Announcement FanSided.com is hiring paid news desk writers. Apply here! ×

Apr 5, 2014; Toronto, Ontario, CAN; Toronto Maple Leafs forward Nazem Kadri (43) skates against the Winnipeg Jets at the Air Canada Centre. Winnipeg defeated Toronto 4-2. Mandatory Credit: John E. Sokolowski-USA TODAY Sports

Toronto Maple Leafs Put Their Faith in Nazem Kadri

If you’re Nazem Kadri, there’s a silver lining to the Toronto Maple Leafs’ failure to land Brad Richards, Joe Thornton or some other big name centerman this off-season: it’s means your chance to shine has finally arrived.

As we already know, the Leafs desperately need a reliable centerman to anchor the team’s second unit. Tyler Bozak is a capable, if not splashy or elite, option on the first line. His defensive skills help offset the liability of playing Phil Kessel and James van Riemsdyk at top minutes.

Beyond Bozak, however, the team doesn’t really have any other reliable options at center. They’ve opted to take a chance on Petri Kontiola and Mike Santorelli this season, but there’s no guarantee how (or even if) these players will fit on the team. Expectations for Kontiola, in particular, should be tempered somewhat. It’s one thing to collect points in the KHL, but it’s something entirely different to accomplish the same task in the NHL.

The NHL is the world’s top hockey league, brimming with talented players, and we’ve seen the Leafs’ eagerness to add players from other leagues fail in the past. Leo Komarov, for all his speed and toughness, has left some fans disappointed while Jonas Gustavsson‘s time in Toronto was (fairly or unfairly) very controversial.

This suggests that Kadri, not Kontiola or Santorelli who joins Toronto as an inconsistent journeyman from Vancouver, is the Leafs’ best option to start the season as the second line centerman. The idea of Kadri playing a larger role on the team shouldn’t surprise anyone – he’s one of their best future assets – but is he ready to assume this role now?

Kadri has played a total of 177 games at the NHL level, recording 113 points (46 goals, 67 assists) in the process.
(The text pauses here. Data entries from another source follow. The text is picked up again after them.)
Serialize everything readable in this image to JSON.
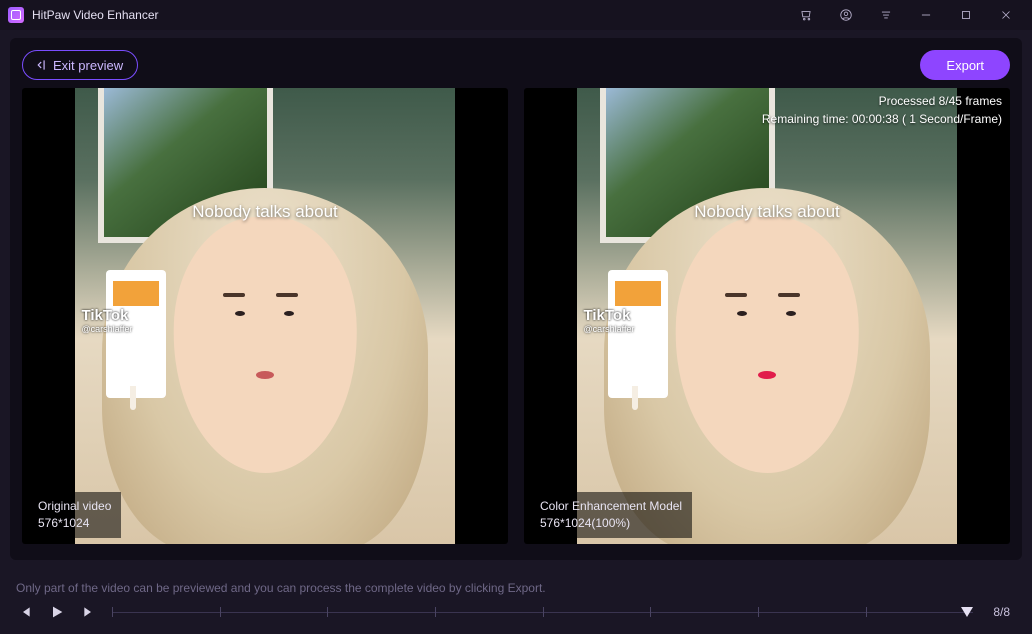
{
  "app": {
    "title": "HitPaw Video Enhancer"
  },
  "toolbar": {
    "exit_label": "Exit preview",
    "export_label": "Export"
  },
  "panes": {
    "caption": "Nobody talks about",
    "watermark": {
      "brand": "TikTok",
      "handle": "@carshlaffer"
    },
    "left": {
      "title": "Original video",
      "resolution": "576*1024"
    },
    "right": {
      "title": "Color Enhancement Model",
      "resolution": "576*1024(100%)",
      "status_line1": "Processed 8/45 frames",
      "status_line2": "Remaining time: 00:00:38 ( 1 Second/Frame)"
    }
  },
  "footer": {
    "hint": "Only part of the video can be previewed and you can process the complete video by clicking Export.",
    "counter": "8/8"
  }
}
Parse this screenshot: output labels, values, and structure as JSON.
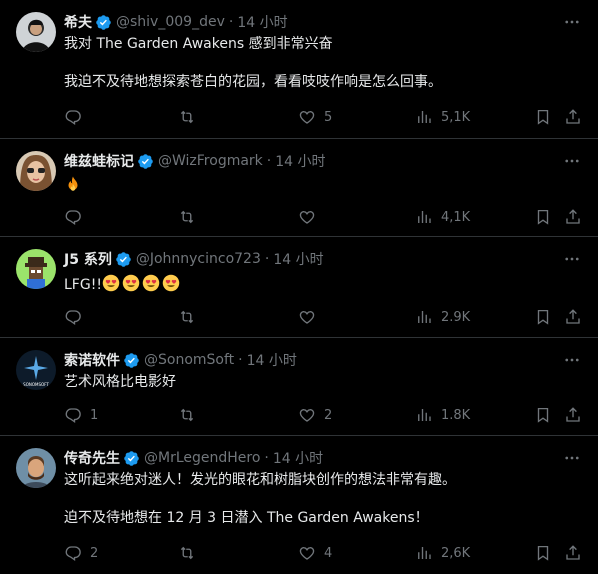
{
  "posts": [
    {
      "name": "希夫",
      "handle": "@shiv_009_dev",
      "dot": "·",
      "time": "14 小时",
      "lines": [
        "我对 The Garden Awakens 感到非常兴奋",
        "",
        "我迫不及待地想探索苍白的花园，看看吱吱作响是怎么回事。"
      ],
      "replies": "",
      "reposts": "",
      "likes": "5",
      "views": "5,1K"
    },
    {
      "name": "维兹蛙标记",
      "handle": "@WizFrogmark",
      "dot": "·",
      "time": "14 小时",
      "emoji": "fire",
      "replies": "",
      "reposts": "",
      "likes": "",
      "views": "4,1K"
    },
    {
      "name": "J5 系列",
      "handle": "@Johnnycinco723",
      "dot": "·",
      "time": "14 小时",
      "text_prefix": "LFG!!",
      "emoji_count": 4,
      "emoji": "heart-eyes",
      "replies": "",
      "reposts": "",
      "likes": "",
      "views": "2.9K"
    },
    {
      "name": "索诺软件",
      "handle": "@SonomSoft",
      "dot": "·",
      "time": "14 小时",
      "avatar_text": "SONOMSOFT",
      "lines": [
        "艺术风格比电影好"
      ],
      "replies": "1",
      "reposts": "",
      "likes": "2",
      "views": "1.8K"
    },
    {
      "name": "传奇先生",
      "handle": "@MrLegendHero",
      "dot": "·",
      "time": "14 小时",
      "lines": [
        "这听起来绝对迷人！发光的眼花和树脂块创作的想法非常有趣。",
        "",
        "迫不及待地想在 12 月 3 日潜入 The Garden Awakens！"
      ],
      "replies": "2",
      "reposts": "",
      "likes": "4",
      "views": "2,6K"
    }
  ],
  "icons": {
    "verified": "verified-badge-icon",
    "more": "more-icon",
    "reply": "reply-icon",
    "repost": "repost-icon",
    "like": "like-icon",
    "views": "views-icon",
    "bookmark": "bookmark-icon",
    "share": "share-icon"
  },
  "colors": {
    "background": "#000000",
    "text": "#e7e9ea",
    "muted": "#71767b",
    "verified": "#1d9bf0",
    "divider": "#2f3336"
  }
}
He recorded 44 of these points in 48 games during the shortened 2012-2013 season (his best campaign to date), but slipped this past season, recording 50 points in 78 games. That’s quite the drop in production and it’s something that must be addressed.

Who’s the real Kadri? A 50 point performance is enough to secure the second line center job on the Leafs, but if Kadri could return to point-per-game status, there’s little to hold him back from becoming the center on the team.

Having said all this, we saw Kadri assume a more physical role on the team last season, tripling his previous year’s total for penalty minutes, and his average playing time per game increased by over a minute. If the drop in production is related to Kadri becoming a better all around player, it can be excused. This team has seen too many one-dimensional players in the past (remember Jason Allison?).

Between Kadri, Komarov and Cody Franson, the Leafs will have three big hitters in their lineup. Head coach Randy Carlyle should appreciate that.

(For doubters, Kadri delivered 141 hits last season, which put him in a tie for 101st overall in the league. He had delivered 48 hits in 2012-2013 (tied for 193rd overall), underscoring his recent development in this area. Franson ranked second overall last season while Komarov ranked fifth overall in 2012-2013.)

What are your thoughts? Is Kadri the Leafs’ best option to center the second line? Is he ready for added responsibilities?

Regardless of whether he’s ready for the role, the Leafs might have no real choice: they didn’t do enough during the free agency period to give themselves better options.

Want more from Tip of the Tower?  
Subscribe to FanSided Daily for your morning fix.
Enter your email and stay in the know.

Tags: Brad Richards Cody Franson James Van Riemsdyk Jason Allison Joe Thornton Jonas Gustavsson Leo Komarov Mike Santorelli Nazem Kadri Petri Kontiola Phil Kessel Randy Carlyle Toronto Maple Leafs Tyler Bozak

comments powered by Disqus